I don’t need Jay to tell me that ship has sailed for the last time. Everyone agrees that to treat food as fuel and not as a banana split with all the fixin’s waiting at the finish line of your marathon day, you need to eat big in the morning to kick-start your metabolism, then eat small (and regularly) throughout your waking hours. So that first week I learn how to eat as if for the first time. When possible, as per Jay, breakfast contains three food groups: oatmeal and a boiled egg and a banana. Dinner is carb free: a piece of broiled salmon and some wilted spinach (no oil) is about as exciting as it gets. The key is the snacking. Jay wants me to eat five times a day, at least. Beef jerky. Oranges. Almonds. Rice cakes with peanut butter. By the end of Day One I’m psychically hungry—by which I mean I’m getting plenty of nutrition, but I miss my mondo-calorie reward structure. By Day Two of eating “light at night” I’m cranky. By Day Three I’m fantasizing about macaroni and cheese. To snack correctly involves so much planning, and when the vagaries of being a single working mom interrupt that planning, which is often, it can seem easier to not eat at all. Or to devour an entire box of Cheez-Its.
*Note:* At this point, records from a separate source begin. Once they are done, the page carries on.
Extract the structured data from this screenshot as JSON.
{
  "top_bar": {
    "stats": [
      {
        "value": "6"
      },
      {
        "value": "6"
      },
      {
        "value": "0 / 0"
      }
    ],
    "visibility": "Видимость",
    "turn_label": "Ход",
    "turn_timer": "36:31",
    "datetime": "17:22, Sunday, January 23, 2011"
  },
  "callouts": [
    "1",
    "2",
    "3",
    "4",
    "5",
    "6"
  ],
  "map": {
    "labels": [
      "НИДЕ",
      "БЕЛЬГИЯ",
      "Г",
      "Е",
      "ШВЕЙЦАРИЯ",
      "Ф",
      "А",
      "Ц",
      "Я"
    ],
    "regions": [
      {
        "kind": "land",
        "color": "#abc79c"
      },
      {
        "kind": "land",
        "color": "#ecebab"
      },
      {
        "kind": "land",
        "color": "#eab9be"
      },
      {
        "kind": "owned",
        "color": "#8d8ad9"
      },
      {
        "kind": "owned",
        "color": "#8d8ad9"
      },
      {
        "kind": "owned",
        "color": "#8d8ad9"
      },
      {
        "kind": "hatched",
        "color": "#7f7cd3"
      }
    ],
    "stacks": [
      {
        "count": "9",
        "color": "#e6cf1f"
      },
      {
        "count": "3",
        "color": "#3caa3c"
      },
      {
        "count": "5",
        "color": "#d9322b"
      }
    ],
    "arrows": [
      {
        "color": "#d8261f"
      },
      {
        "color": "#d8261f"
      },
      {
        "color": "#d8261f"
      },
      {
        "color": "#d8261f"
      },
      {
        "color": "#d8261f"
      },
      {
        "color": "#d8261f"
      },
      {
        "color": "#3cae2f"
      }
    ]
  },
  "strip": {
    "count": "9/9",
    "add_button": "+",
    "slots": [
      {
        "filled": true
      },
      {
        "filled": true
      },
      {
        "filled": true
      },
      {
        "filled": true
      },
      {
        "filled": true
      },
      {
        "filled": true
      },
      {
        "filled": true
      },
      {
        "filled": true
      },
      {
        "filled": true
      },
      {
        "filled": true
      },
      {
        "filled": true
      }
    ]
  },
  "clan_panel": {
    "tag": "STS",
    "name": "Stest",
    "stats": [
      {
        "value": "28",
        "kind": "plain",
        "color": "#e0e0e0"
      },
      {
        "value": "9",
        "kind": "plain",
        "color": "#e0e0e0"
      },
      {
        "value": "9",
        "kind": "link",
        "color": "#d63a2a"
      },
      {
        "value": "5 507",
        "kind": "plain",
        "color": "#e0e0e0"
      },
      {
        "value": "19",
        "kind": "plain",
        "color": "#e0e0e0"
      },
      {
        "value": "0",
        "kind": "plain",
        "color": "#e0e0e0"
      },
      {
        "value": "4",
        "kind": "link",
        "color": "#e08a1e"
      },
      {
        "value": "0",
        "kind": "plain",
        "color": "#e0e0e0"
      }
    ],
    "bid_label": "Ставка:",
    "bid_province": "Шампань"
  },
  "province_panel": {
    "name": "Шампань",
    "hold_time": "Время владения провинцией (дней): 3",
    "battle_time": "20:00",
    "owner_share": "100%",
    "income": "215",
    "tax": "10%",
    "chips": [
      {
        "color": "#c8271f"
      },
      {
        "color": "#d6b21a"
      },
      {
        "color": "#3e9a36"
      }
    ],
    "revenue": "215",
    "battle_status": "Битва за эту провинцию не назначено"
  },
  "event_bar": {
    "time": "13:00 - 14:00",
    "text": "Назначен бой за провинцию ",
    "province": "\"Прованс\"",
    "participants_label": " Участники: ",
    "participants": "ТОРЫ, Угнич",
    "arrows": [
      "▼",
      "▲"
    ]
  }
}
At first the sharp uptick in calorie burning makes me not only yearn for a nap, but it causes an all-over soreness that feels as if I’ve been trampled by a herd of horses. My 15-year-old son observes that I’m snippy at night (even as he enjoys having all the ice cream to himself). I miss the solace of an indulgent dinner, and especially on days when multiple deadlines converge and I’m jumping an unending series of hurdles (both real and metaphorical), I dearly miss the cocktail hour. But within a week I’m sleeping better, waking up more easily and feeling a surge of momentum.
Jay and I have become immediately joined (sometimes literally) at the hip. I see him every day for at least an hour, and we are in constant text touch. To keep things fresh, he varies my routine so that we never do the same thing twice. (On Day Seven I hit on a motto that I vow to print on Jay McLeod T-shirts: “Always Hard. Never Boring.”). Bench dips, bicep curls, chest presses, chin-ups, crunches, donkey cable-kicks, inchworms, jackknives, jumping jacks, kettle bell swings, lateral shuffle drills, leg raises, lunges, medicine ball hops, planks, preacher curls, resistance band runs, scissors, shoulder presses, sit-ups (V-seat and at an angle), skipping high knees, sprints, tricep press-downs, trunk twists, upright rows, and windmills. Just typing this list makes me tired. There are diamond push-ups and Spider-Man push-ups and push-ups done with one hand resting on an eight-pound rubber ball. There is duck walking, bear crawling, leap frogging, jump squatting, and rope jumping. There is stretching, sparring, running uphill, and whatever the motion is (gliding?) that you do on an elliptical machine. When I’m really struggling, there might be a lot of cursing. Soon Jay will begin to measure his effectiveness by counting my four-letter words.
By this point Jay knows what I weigh (two pounds less the first week!), how I sleep, what I eat. He knows more than I can bear to reveal here about my every bodily function because, he informs me, these details are relevant to my regimen and to my progress. Jay, it seems, knows more about me than anyone. Maybe even me.